According to NDSU’s population analysis, the Williston planning region, which includes McKenzie County, has become the most energy dependent region of the state when it comes to energy-related jobs.
“The Minot region has only 11 percent oil jobs and the Dickinson area is at 27 percent,” stated Gardner. “But the Williston region is at 57 percent and you are going to see some “crowding out” at that level.
According to Gardner, the trouble with crowding out is that it squeezes out people, especially the elderly, who can no longer afford to live in the community. But it also affects virtually every other non-oilfield business that can’t afford to pay the higher oilfield wages.
“In the short term, you can’t build enough new stores to serve the growing community because they can’t afford to pay the high wages,” stated Gardner. “And in the long run, other industries can’t grow and expand. At the end of the boom, you may find you have a less diversified community. It’s a real danger.”

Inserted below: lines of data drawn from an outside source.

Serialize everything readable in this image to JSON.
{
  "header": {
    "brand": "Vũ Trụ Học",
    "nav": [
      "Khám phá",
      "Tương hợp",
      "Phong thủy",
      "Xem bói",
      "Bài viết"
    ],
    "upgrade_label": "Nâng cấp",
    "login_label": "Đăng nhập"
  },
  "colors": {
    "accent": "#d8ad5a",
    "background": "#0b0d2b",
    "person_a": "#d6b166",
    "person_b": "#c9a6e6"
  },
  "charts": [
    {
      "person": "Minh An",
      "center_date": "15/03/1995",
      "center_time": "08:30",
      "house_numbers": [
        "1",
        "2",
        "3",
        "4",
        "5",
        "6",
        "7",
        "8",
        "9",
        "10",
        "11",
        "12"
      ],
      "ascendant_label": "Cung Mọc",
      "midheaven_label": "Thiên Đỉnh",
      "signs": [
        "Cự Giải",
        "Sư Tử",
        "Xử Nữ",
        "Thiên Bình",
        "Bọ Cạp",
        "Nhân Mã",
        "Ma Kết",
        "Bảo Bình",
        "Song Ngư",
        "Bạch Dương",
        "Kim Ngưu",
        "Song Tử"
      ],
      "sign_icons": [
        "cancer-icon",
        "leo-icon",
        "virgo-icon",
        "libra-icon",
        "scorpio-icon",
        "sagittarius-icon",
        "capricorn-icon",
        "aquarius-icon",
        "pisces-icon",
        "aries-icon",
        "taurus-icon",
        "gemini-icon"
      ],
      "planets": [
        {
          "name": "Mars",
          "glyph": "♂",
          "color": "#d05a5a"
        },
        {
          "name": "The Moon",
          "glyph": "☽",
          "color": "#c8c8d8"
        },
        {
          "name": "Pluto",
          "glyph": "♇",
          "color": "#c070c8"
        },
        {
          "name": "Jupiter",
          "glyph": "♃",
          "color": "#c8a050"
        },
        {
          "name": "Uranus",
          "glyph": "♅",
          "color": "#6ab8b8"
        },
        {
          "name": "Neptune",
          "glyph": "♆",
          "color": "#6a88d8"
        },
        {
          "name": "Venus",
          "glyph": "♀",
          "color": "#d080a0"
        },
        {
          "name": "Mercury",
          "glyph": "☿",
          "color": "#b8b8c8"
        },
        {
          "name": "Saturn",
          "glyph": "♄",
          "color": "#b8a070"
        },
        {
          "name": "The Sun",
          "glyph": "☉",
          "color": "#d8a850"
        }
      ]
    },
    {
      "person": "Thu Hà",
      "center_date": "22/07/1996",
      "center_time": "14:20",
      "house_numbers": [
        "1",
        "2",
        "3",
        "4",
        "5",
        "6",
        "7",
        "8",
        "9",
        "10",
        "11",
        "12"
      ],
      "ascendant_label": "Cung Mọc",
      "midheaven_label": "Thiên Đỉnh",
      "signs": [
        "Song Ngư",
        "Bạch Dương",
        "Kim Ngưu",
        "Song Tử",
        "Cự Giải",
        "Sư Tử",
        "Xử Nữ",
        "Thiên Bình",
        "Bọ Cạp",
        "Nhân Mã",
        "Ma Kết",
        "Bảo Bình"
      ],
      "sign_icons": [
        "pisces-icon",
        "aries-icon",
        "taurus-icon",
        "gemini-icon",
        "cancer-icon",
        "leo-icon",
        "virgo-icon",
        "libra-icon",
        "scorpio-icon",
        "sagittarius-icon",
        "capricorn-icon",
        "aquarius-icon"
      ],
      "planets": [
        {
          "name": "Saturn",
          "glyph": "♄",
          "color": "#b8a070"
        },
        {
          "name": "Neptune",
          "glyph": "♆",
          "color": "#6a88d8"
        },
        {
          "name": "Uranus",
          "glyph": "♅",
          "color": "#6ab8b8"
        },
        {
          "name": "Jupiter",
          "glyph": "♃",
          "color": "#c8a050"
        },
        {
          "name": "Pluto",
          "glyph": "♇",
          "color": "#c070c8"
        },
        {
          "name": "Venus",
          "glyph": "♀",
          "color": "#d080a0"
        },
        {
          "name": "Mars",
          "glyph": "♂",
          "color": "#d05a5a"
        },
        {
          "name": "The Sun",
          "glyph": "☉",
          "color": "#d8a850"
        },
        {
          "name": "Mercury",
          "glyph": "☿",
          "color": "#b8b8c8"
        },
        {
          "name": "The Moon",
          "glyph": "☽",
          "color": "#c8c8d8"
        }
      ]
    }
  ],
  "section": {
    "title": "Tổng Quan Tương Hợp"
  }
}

Likewise, Gardner noted that the level of growth that is occurring in Watford City and McKenzie County is at an almost overwhelming rate.
“Between now and 2020, we are projecting a 7.9 percent average annual growth in the county,” stated Gardner.
According to Gardner, a two to three percent annual growth is nice and something that a community or county can plan for. However, what  is happening in McKenzie County right now is overwhelming.
“When you get to eight percent average annual growth like what you have now, it is unprecedented growth,” stated Gardner. “You have to build so fast that it is overwhelming on local government. I’m very sympathetic to your situation.”
While neither the North Dakota Dept. of Minerals’ study nor the NDSU study included any projections of what could happen should the boom bust unexpectedly, Gardner warned that unforeseen events could change what is projected.
“The wildcards in all of these numbers could be changes in the hydraulic fracing laws that would lengthen the well permitting process, tax reforms that would strip away incentives, a continued sluggishness in the U.S. and world economies, or a major drop in oil prices,” stated Gardner.
But should none of those events occur, it is Gardner’s belief that the current oil development is nothing like the area has ever seen before.
“This boom is not like the 1980s spike,” stated Gardner. “This development is going to see a protracted increase in employment and population that will change the region for decades.”